China’s infant formula giant Feihe to expand into FSMPs after goat-milk powder patent granted
The full-nutrition Foods for Special Medical Purpose (FSMP) is a powder formula based on goat milk, according to information stated on the published patent document.
It also contains ingredients such as concentrated whey protein, hydrolysed casein powder, and medium-chain triglyceride (MCT).
It claims to be a formula that could be easily digested and absorbed and is suitable for “normal and diseased crowds”, as well as individuals with restricted dietary requirements.
This is another new move from the company after launching its first A2 milk variant in December last year.
In China, FSMPs can be broadly categorised into infant formula or a full-nutrition formula.
A full-nutrition FSMP could be suitable for use by individuals aged 1 to 10 or for individuals above 10 years old.
An example of a full-nutrition formula that has hit the market is PediaSure Xiao An Su (小安素) by Abbott.
The product contains three types of plant-based protein, 27 vitamins and minerals, and medium-chain triglyceride (MCT).
It is targeted at children between one and 10 years old and are experiencing under-undernutrition due to digestive and nutrient absorption problems.
In the case of Feihe, it is not stated the age group that patented formula is for.
Market observers believe that Feihe is attempting to expand its product range as it increases its capabilities.
“Feihe's portfolio is maturing…These expansions evidence Feihe's confidence in its ability to meet the health needs and tastes of Chinese consumers, across different milk bases,” Michael Norris, research and strategy manager at Agency China said in response to queries from NutraIngredients-Asia.
Independent consultant and co-founder of New Zealand Milk Bar, Jane Li, said Feihe might be looking to expand its retail channel into the hospitals by entering into the FSMPs sector.
“Hospitals are highly effective, high-volume channel in China.
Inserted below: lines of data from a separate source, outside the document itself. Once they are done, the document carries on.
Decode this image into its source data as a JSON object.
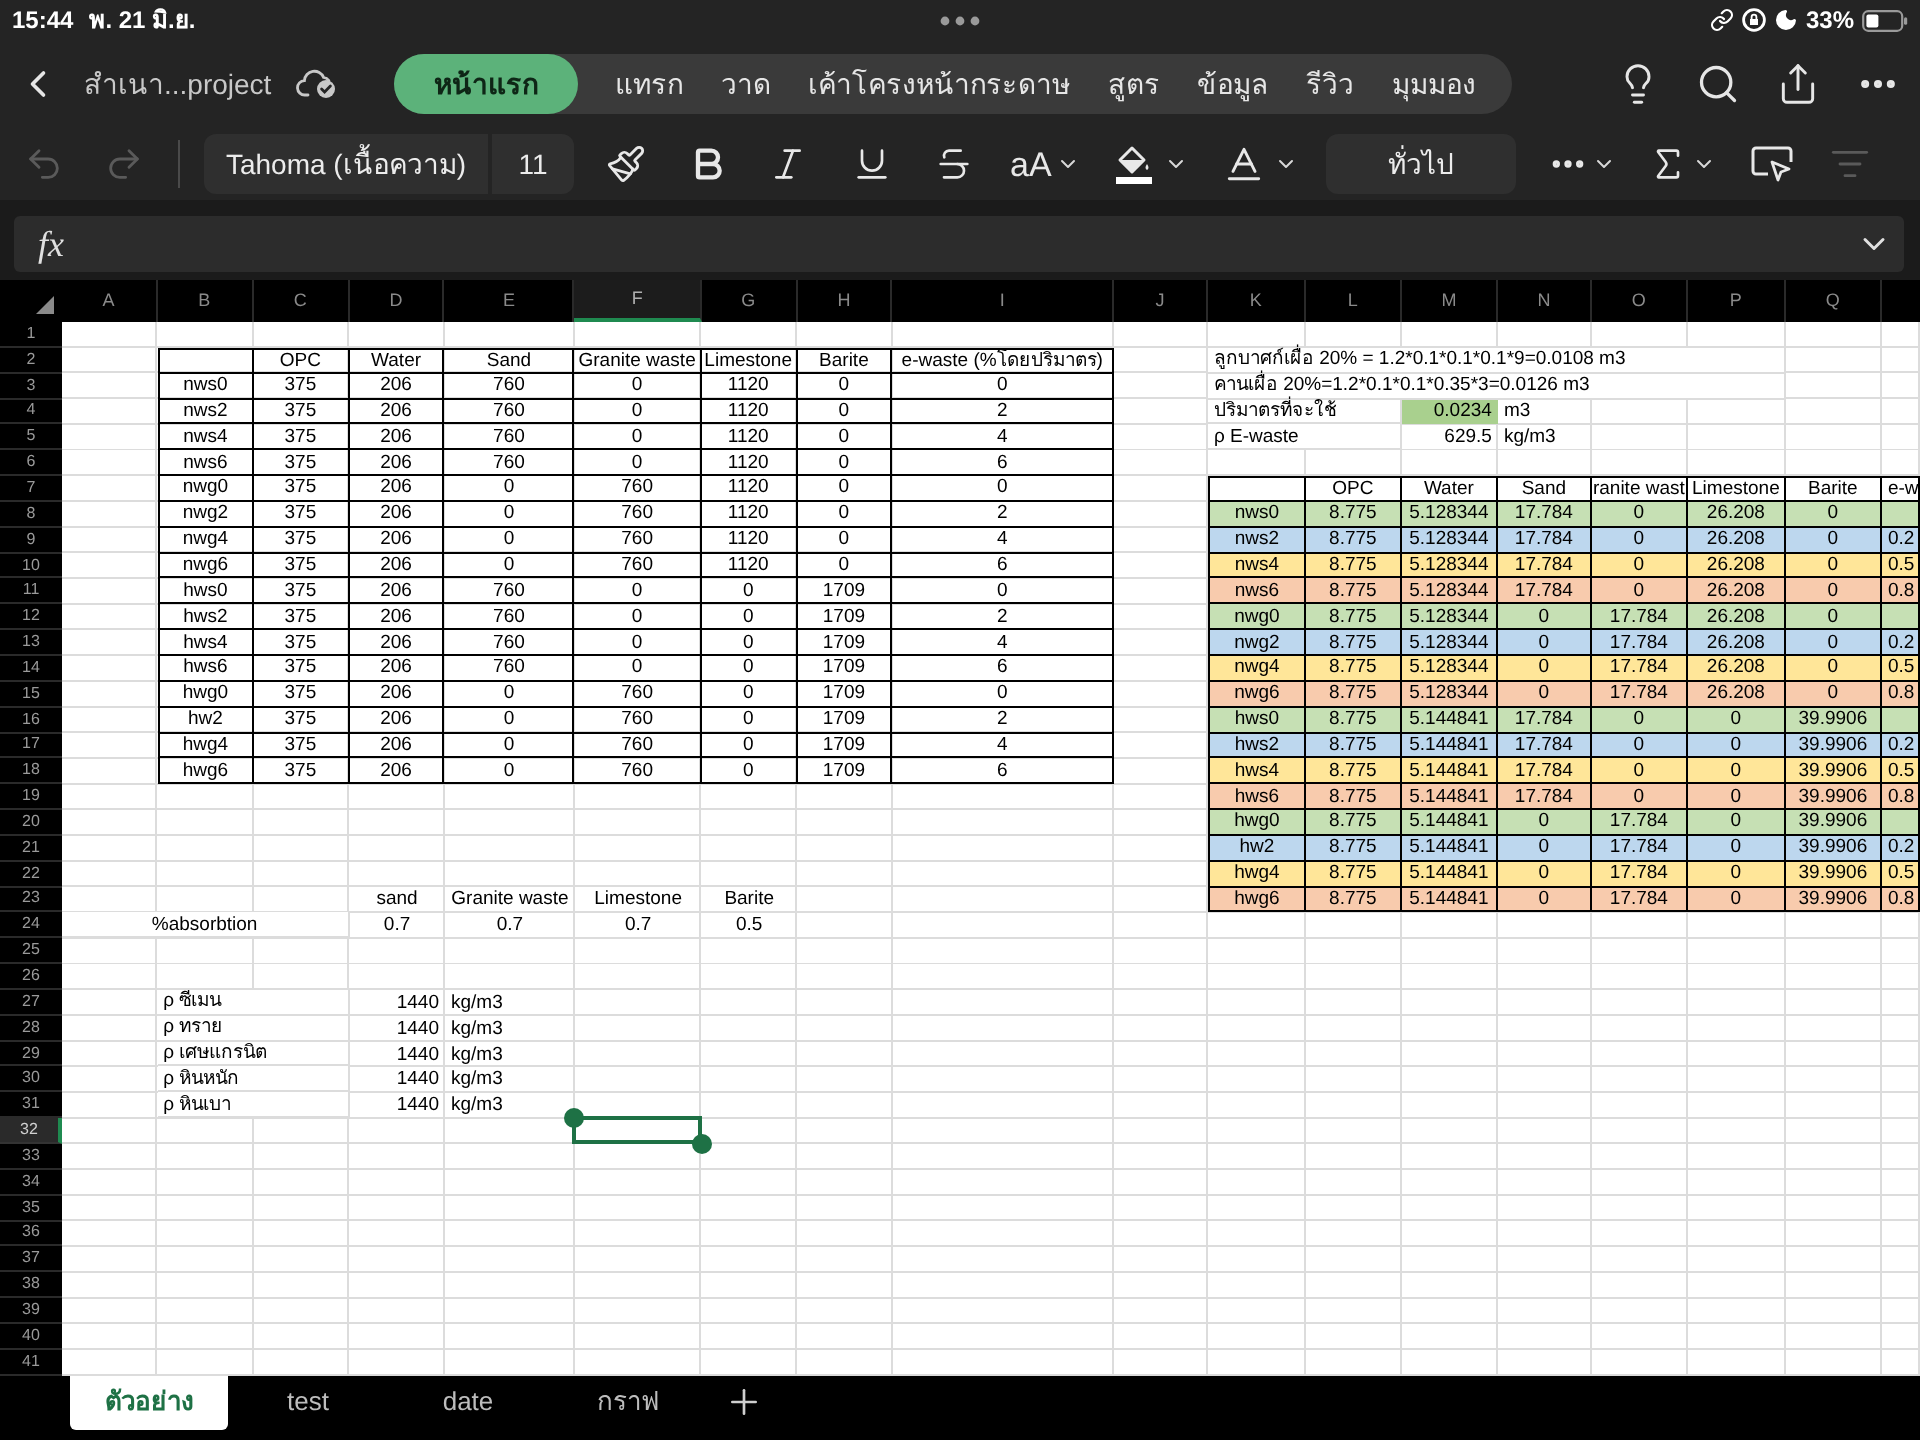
{
  "status_bar": {
    "time": "15:44",
    "date": "พ. 21 มิ.ย.",
    "battery": "33%"
  },
  "title_bar": {
    "file_name": "สำเนา...project",
    "tabs": [
      {
        "label": "หน้าแรก",
        "selected": true
      },
      {
        "label": "แทรก",
        "selected": false
      },
      {
        "label": "วาด",
        "selected": false
      },
      {
        "label": "เค้าโครงหน้ากระดาษ",
        "selected": false
      },
      {
        "label": "สูตร",
        "selected": false
      },
      {
        "label": "ข้อมูล",
        "selected": false
      },
      {
        "label": "รีวิว",
        "selected": false
      },
      {
        "label": "มุมมอง",
        "selected": false
      }
    ]
  },
  "toolbar": {
    "undo_disabled": true,
    "redo_disabled": true,
    "font": "Tahoma (เนื้อความ)",
    "font_size": "11",
    "text_size_menu": "aA",
    "number_format": "ทั่วไป",
    "filter_disabled": true
  },
  "formula_bar": {
    "label": "fx"
  },
  "sheet": {
    "column_headers": [
      {
        "label": "A",
        "selected": false
      },
      {
        "label": "B",
        "selected": false
      },
      {
        "label": "C",
        "selected": false
      },
      {
        "label": "D",
        "selected": false
      },
      {
        "label": "E",
        "selected": false
      },
      {
        "label": "F",
        "selected": true
      },
      {
        "label": "G",
        "selected": false
      },
      {
        "label": "H",
        "selected": false
      },
      {
        "label": "I",
        "selected": false
      },
      {
        "label": "J",
        "selected": false
      },
      {
        "label": "K",
        "selected": false
      },
      {
        "label": "L",
        "selected": false
      },
      {
        "label": "M",
        "selected": false
      },
      {
        "label": "N",
        "selected": false
      },
      {
        "label": "O",
        "selected": false
      },
      {
        "label": "P",
        "selected": false
      },
      {
        "label": "Q",
        "selected": false
      }
    ],
    "row_headers": [
      {
        "label": "1",
        "selected": false
      },
      {
        "label": "2",
        "selected": false
      },
      {
        "label": "3",
        "selected": false
      },
      {
        "label": "4",
        "selected": false
      },
      {
        "label": "5",
        "selected": false
      },
      {
        "label": "6",
        "selected": false
      },
      {
        "label": "7",
        "selected": false
      },
      {
        "label": "8",
        "selected": false
      },
      {
        "label": "9",
        "selected": false
      },
      {
        "label": "10",
        "selected": false
      },
      {
        "label": "11",
        "selected": false
      },
      {
        "label": "12",
        "selected": false
      },
      {
        "label": "13",
        "selected": false
      },
      {
        "label": "14",
        "selected": false
      },
      {
        "label": "15",
        "selected": false
      },
      {
        "label": "16",
        "selected": false
      },
      {
        "label": "17",
        "selected": false
      },
      {
        "label": "18",
        "selected": false
      },
      {
        "label": "19",
        "selected": false
      },
      {
        "label": "20",
        "selected": false
      },
      {
        "label": "21",
        "selected": false
      },
      {
        "label": "22",
        "selected": false
      },
      {
        "label": "23",
        "selected": false
      },
      {
        "label": "24",
        "selected": false
      },
      {
        "label": "25",
        "selected": false
      },
      {
        "label": "26",
        "selected": false
      },
      {
        "label": "27",
        "selected": false
      },
      {
        "label": "28",
        "selected": false
      },
      {
        "label": "29",
        "selected": false
      },
      {
        "label": "30",
        "selected": false
      },
      {
        "label": "31",
        "selected": false
      },
      {
        "label": "32",
        "selected": true
      },
      {
        "label": "33",
        "selected": false
      },
      {
        "label": "34",
        "selected": false
      },
      {
        "label": "35",
        "selected": false
      },
      {
        "label": "36",
        "selected": false
      },
      {
        "label": "37",
        "selected": false
      },
      {
        "label": "38",
        "selected": false
      },
      {
        "label": "39",
        "selected": false
      },
      {
        "label": "40",
        "selected": false
      },
      {
        "label": "41",
        "selected": false
      }
    ],
    "materials_table": {
      "columns": [
        "OPC",
        "Water",
        "Sand",
        "Granite waste",
        "Limestone",
        "Barite",
        "e-waste (%โดยปริมาตร)"
      ],
      "rows": [
        {
          "mix": "nws0",
          "values": [
            "375",
            "206",
            "760",
            "0",
            "1120",
            "0",
            "0"
          ]
        },
        {
          "mix": "nws2",
          "values": [
            "375",
            "206",
            "760",
            "0",
            "1120",
            "0",
            "2"
          ]
        },
        {
          "mix": "nws4",
          "values": [
            "375",
            "206",
            "760",
            "0",
            "1120",
            "0",
            "4"
          ]
        },
        {
          "mix": "nws6",
          "values": [
            "375",
            "206",
            "760",
            "0",
            "1120",
            "0",
            "6"
          ]
        },
        {
          "mix": "nwg0",
          "values": [
            "375",
            "206",
            "0",
            "760",
            "1120",
            "0",
            "0"
          ]
        },
        {
          "mix": "nwg2",
          "values": [
            "375",
            "206",
            "0",
            "760",
            "1120",
            "0",
            "2"
          ]
        },
        {
          "mix": "nwg4",
          "values": [
            "375",
            "206",
            "0",
            "760",
            "1120",
            "0",
            "4"
          ]
        },
        {
          "mix": "nwg6",
          "values": [
            "375",
            "206",
            "0",
            "760",
            "1120",
            "0",
            "6"
          ]
        },
        {
          "mix": "hws0",
          "values": [
            "375",
            "206",
            "760",
            "0",
            "0",
            "1709",
            "0"
          ]
        },
        {
          "mix": "hws2",
          "values": [
            "375",
            "206",
            "760",
            "0",
            "0",
            "1709",
            "2"
          ]
        },
        {
          "mix": "hws4",
          "values": [
            "375",
            "206",
            "760",
            "0",
            "0",
            "1709",
            "4"
          ]
        },
        {
          "mix": "hws6",
          "values": [
            "375",
            "206",
            "760",
            "0",
            "0",
            "1709",
            "6"
          ]
        },
        {
          "mix": "hwg0",
          "values": [
            "375",
            "206",
            "0",
            "760",
            "0",
            "1709",
            "0"
          ]
        },
        {
          "mix": "hw2",
          "values": [
            "375",
            "206",
            "0",
            "760",
            "0",
            "1709",
            "2"
          ]
        },
        {
          "mix": "hwg4",
          "values": [
            "375",
            "206",
            "0",
            "760",
            "0",
            "1709",
            "4"
          ]
        },
        {
          "mix": "hwg6",
          "values": [
            "375",
            "206",
            "0",
            "760",
            "0",
            "1709",
            "6"
          ]
        }
      ]
    },
    "absorption": {
      "columns": [
        "sand",
        "Granite waste",
        "Limestone",
        "Barite"
      ],
      "label": "%absorbtion",
      "values": [
        "0.7",
        "0.7",
        "0.7",
        "0.5"
      ]
    },
    "densities": [
      {
        "label": "ρ ซีเมน",
        "value": "1440",
        "unit": "kg/m3"
      },
      {
        "label": "ρ ทราย",
        "value": "1440",
        "unit": "kg/m3"
      },
      {
        "label": "ρ เศษแกรนิต",
        "value": "1440",
        "unit": "kg/m3"
      },
      {
        "label": "ρ หินหนัก",
        "value": "1440",
        "unit": "kg/m3"
      },
      {
        "label": "ρ หินเบา",
        "value": "1440",
        "unit": "kg/m3"
      }
    ],
    "notes": [
      "ลูกบาศก์เผื่อ 20% = 1.2*0.1*0.1*0.1*9=0.0108 m3",
      "คานเผื่อ 20%=1.2*0.1*0.1*0.35*3=0.0126 m3"
    ],
    "volume": {
      "label": "ปริมาตรที่จะใช้",
      "value": "0.0234",
      "unit": "m3",
      "highlighted": true
    },
    "ewaste_density": {
      "label": "ρ E-waste",
      "value": "629.5",
      "unit": "kg/m3",
      "highlighted": false
    },
    "mix_table": {
      "columns": [
        "OPC",
        "Water",
        "Sand",
        "ranite wast",
        "Limestone",
        "Barite",
        "e-w"
      ],
      "rows": [
        {
          "mix": "nws0",
          "color": "#c6e0b4",
          "values": [
            "8.775",
            "5.128344",
            "17.784",
            "0",
            "26.208",
            "0"
          ]
        },
        {
          "mix": "nws2",
          "color": "#bdd7ee",
          "values": [
            "8.775",
            "5.128344",
            "17.784",
            "0",
            "26.208",
            "0",
            "0.2"
          ]
        },
        {
          "mix": "nws4",
          "color": "#ffe699",
          "values": [
            "8.775",
            "5.128344",
            "17.784",
            "0",
            "26.208",
            "0",
            "0.5"
          ]
        },
        {
          "mix": "nws6",
          "color": "#f8cbad",
          "values": [
            "8.775",
            "5.128344",
            "17.784",
            "0",
            "26.208",
            "0",
            "0.8"
          ]
        },
        {
          "mix": "nwg0",
          "color": "#c6e0b4",
          "values": [
            "8.775",
            "5.128344",
            "0",
            "17.784",
            "26.208",
            "0"
          ]
        },
        {
          "mix": "nwg2",
          "color": "#bdd7ee",
          "values": [
            "8.775",
            "5.128344",
            "0",
            "17.784",
            "26.208",
            "0",
            "0.2"
          ]
        },
        {
          "mix": "nwg4",
          "color": "#ffe699",
          "values": [
            "8.775",
            "5.128344",
            "0",
            "17.784",
            "26.208",
            "0",
            "0.5"
          ]
        },
        {
          "mix": "nwg6",
          "color": "#f8cbad",
          "values": [
            "8.775",
            "5.128344",
            "0",
            "17.784",
            "26.208",
            "0",
            "0.8"
          ]
        },
        {
          "mix": "hws0",
          "color": "#c6e0b4",
          "values": [
            "8.775",
            "5.144841",
            "17.784",
            "0",
            "0",
            "39.9906"
          ]
        },
        {
          "mix": "hws2",
          "color": "#bdd7ee",
          "values": [
            "8.775",
            "5.144841",
            "17.784",
            "0",
            "0",
            "39.9906",
            "0.2"
          ]
        },
        {
          "mix": "hws4",
          "color": "#ffe699",
          "values": [
            "8.775",
            "5.144841",
            "17.784",
            "0",
            "0",
            "39.9906",
            "0.5"
          ]
        },
        {
          "mix": "hws6",
          "color": "#f8cbad",
          "values": [
            "8.775",
            "5.144841",
            "17.784",
            "0",
            "0",
            "39.9906",
            "0.8"
          ]
        },
        {
          "mix": "hwg0",
          "color": "#c6e0b4",
          "values": [
            "8.775",
            "5.144841",
            "0",
            "17.784",
            "0",
            "39.9906"
          ]
        },
        {
          "mix": "hw2",
          "color": "#bdd7ee",
          "values": [
            "8.775",
            "5.144841",
            "0",
            "17.784",
            "0",
            "39.9906",
            "0.2"
          ]
        },
        {
          "mix": "hwg4",
          "color": "#ffe699",
          "values": [
            "8.775",
            "5.144841",
            "0",
            "17.784",
            "0",
            "39.9906",
            "0.5"
          ]
        },
        {
          "mix": "hwg6",
          "color": "#f8cbad",
          "values": [
            "8.775",
            "5.144841",
            "0",
            "17.784",
            "0",
            "39.9906",
            "0.8"
          ]
        }
      ]
    }
  },
  "sheet_tabs": [
    {
      "label": "ตัวอย่าง",
      "selected": true
    },
    {
      "label": "test",
      "selected": false
    },
    {
      "label": "date",
      "selected": false
    },
    {
      "label": "กราฟ",
      "selected": false
    }
  ]
}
If companies classify their products for medical use, they could potentially sell their products in the hospital retail channel.”
In China, FSMPs have to be consumed under the supervision of doctors or clinical dietitians.
Feihe is the second top-selling infant formula brand in China with a market share of 13.3% as of 2019, only behind Nestle which has a market share of 13.5%, according to Statista.
Li believes that to keep growing, Feihe will need to differentiate itself further to remain competitive, which explains the reasons for moving into FSMPs.
Nestle leading the FSMP market
Nestle is the major players in China’s Foods for Special Medical Purposes (FSMPs) as of October last year.
A tabulation by China regulatory firm CIRS showed that 55 products were approved as FSMPs as of last October.
Of which, 11 are from Nestle, eight are from Abbott, and five are from local Chinese firm Synutra.
The rest are mainly made up of local Chinese firms such as infant formula makers Beingmate, Yili, and MNCs such as Mead Johnson.